In 1959, in the Ypsilanti State Hospital in Michigan, there lived three men who each believed that they were the biblical figure Jesus Christ.
Each of the men had been diagnosed with schizophrenia, and would soon be the subject of an ethically dubious and at times distressing experiment by their psychologist Milton Rokeach. Rokeach believed he could break their delusions by getting all three together, prompting them to question their identity as God's only son.
As such, the three were moved to the same ward and held many meetings together under Rokeach's supervision, to play out what was at best a mediocre sitcom idea at Rokeach's request.
The first meeting was – as you'd probably expect – a little tense. These men were unshakably convinced of who they were, and so when confronted with someone else claiming their identity, the three became hostile to who they believed were imposters.
"I'm telling you I'm God!" the patient Joseph yelled, while Clyde protested that he was God. The third "Jesus", Leon, said nothing until the end of the first session, calling it "mental torture".
Nevertheless, all three showed up to the sessions when asked, though to no avail. Rather than questioning their own belief that they were Jesus, they would incorporate the other two into their delusional beliefs. Clyde believed that the other two were "not really alive," adding "the machines in them are talking. Take the machines out of them and they won't talk anything. You can't kill the ones with machines in them."
Joseph believed himself to be God, and that the other two were "patients in a mental hospital and their being patients proves they are insane". Leon, seemingly the more amicable of the three, believed that the other two were lesser gods, or occasionally reincarnations of Captain Davy Jones and the King Mathius. Each of them believed that they had created the others.
Over time – the experiments would last two whole years – Rokeach would come to use many different techniques, which his students came to see as cruel and unethical. At times the team would play along with the patients' delusions, others they would question them. During one portion of the experiment, they hired an attractive research assistant in an attempt to get Leon to fall in love with her, and use her to break his belief. He did fall in love with her, and withdrew even more than he had previously when he discovered she was only flirting with him on request.
“Truth is my friend," Leon said after the incident. "I have no other friends."

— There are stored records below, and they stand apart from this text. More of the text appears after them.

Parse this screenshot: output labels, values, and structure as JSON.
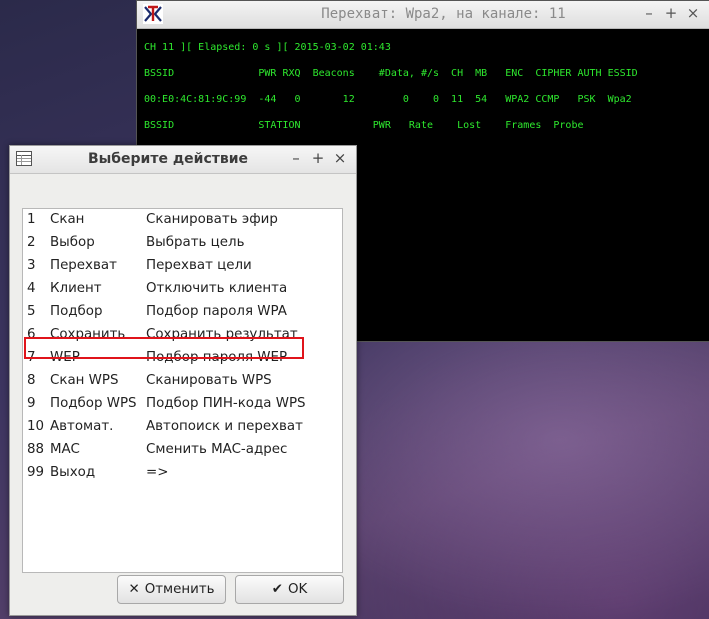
{
  "terminal": {
    "title": "Перехват: Wpa2, на канале:  11",
    "logo_icon": "xterm-logo-icon",
    "controls": [
      "–",
      "+",
      "×"
    ],
    "lines": [
      "CH 11 ][ Elapsed: 0 s ][ 2015-03-02 01:43",
      "BSSID              PWR RXQ  Beacons    #Data, #/s  CH  MB   ENC  CIPHER AUTH ESSID",
      "00:E0:4C:81:9C:99  -44   0       12        0    0  11  54   WPA2 CCMP   PSK  Wpa2",
      "BSSID              STATION            PWR   Rate    Lost    Frames  Probe"
    ],
    "text_color": "#2ee82e"
  },
  "dialog": {
    "title": "Выберите действие",
    "controls": [
      "–",
      "+",
      "×"
    ],
    "items": [
      {
        "num": "1",
        "name": "Скан",
        "desc": "Сканировать эфир"
      },
      {
        "num": "2",
        "name": "Выбор",
        "desc": "Выбрать цель"
      },
      {
        "num": "3",
        "name": "Перехват",
        "desc": "Перехват цели"
      },
      {
        "num": "4",
        "name": "Клиент",
        "desc": "Отключить клиента"
      },
      {
        "num": "5",
        "name": "Подбор",
        "desc": "Подбор пароля WPA"
      },
      {
        "num": "6",
        "name": "Сохранить",
        "desc": "Сохранить результат"
      },
      {
        "num": "7",
        "name": "WEP",
        "desc": "Подбор пароля WEP"
      },
      {
        "num": "8",
        "name": "Скан WPS",
        "desc": "Сканировать WPS"
      },
      {
        "num": "9",
        "name": "Подбор WPS",
        "desc": "Подбор ПИН-кода WPS"
      },
      {
        "num": "10",
        "name": "Автомат.",
        "desc": "Автопоиск и перехват"
      },
      {
        "num": "88",
        "name": "MAC",
        "desc": "Сменить MAC-адрес"
      },
      {
        "num": "99",
        "name": "Выход",
        "desc": "=>"
      }
    ],
    "highlight_color": "#e0141b",
    "cancel_label": "Отменить",
    "cancel_icon": "✕",
    "ok_label": "OK",
    "ok_icon": "✔"
  }
}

The relative friendliness that the men showed to each other – which Rokeach put down to the patients attempting to appear amenable, as befitting their status as the son of God – soon broke down and led to verbal and physical fights between the three "Jesuses".
In one meeting, Clyde declared that Leon "oughta worship me, I'll tell you that" to which Leon replied that he was a "creature" who needed to wake up to the facts. Another day saw Clyde announce "I'm gonna kill you, you son-of-a-gun!" when Leon declared that Clyde's foster father was a sandpiper, a type of bird. The first violence occurred during an argument over whether the biblical figure Adam was white or not, as well as whether Adam was Leon's brother-in-law. Clyde punched Leon, who did not respond.
The patients, especially Leon, believed that the psychologists were "trying to agitate one against the other". Although you could maybe argue that at least the psychologists were attempting to understand and treat the patients – patients at the time were often set aside without proper treatment – he definitely had a point. Their researchers began to send letters to the patients, pretending to be from the head of the hospital – or, in Leon's case, an invented "Madame Yeti Woman" who he believed to be his wife. The letters promised that she would show up to meet him at the hospital. When she didn't show up, he became upset, angry, and confused.
The letters continued to send him instructions on how to change his behavior, which he followed to the letter. When the letters eventually began to question the identity of the men, they cut off contact.
As the experiment went on, and the three were moved into closer quarters during the day as well as for meetings, the three developed strategies for talking to each other without antagonizing the other two. By the end, they got along quite well by avoiding the elephant in the room (that all of them believed themselves to be Jesus), even humoring each other's delusions (such as Leon's belief that he was married).
The experiment was by no stretch of the imagination a success, and the only shift in identity came when Leon requested that people call him Dr Righteous Idealized Dung rather than Jesus of Nazareth. He continued to believe that he was God.
After the experiment was closed down, Rokeach wrote an account of it in a book titled The Three Christs of Ypsilanti. Though a fascinating look at belief and identity, he too saw the unethical nature of his work and the manipulation of his patients.
“I really had no right, even in the name of science, to play God and interfere round the clock with their daily lives," he wrote in an apology in a revised edition of the book, adding, "while I had failed to cure the three Christs of their delusions, they had succeeded in curing mine-of my God-like delusion that I could change them by omnipotently and omnisciently arranging and rearranging their daily lives within the framework of a ‘total institution’.”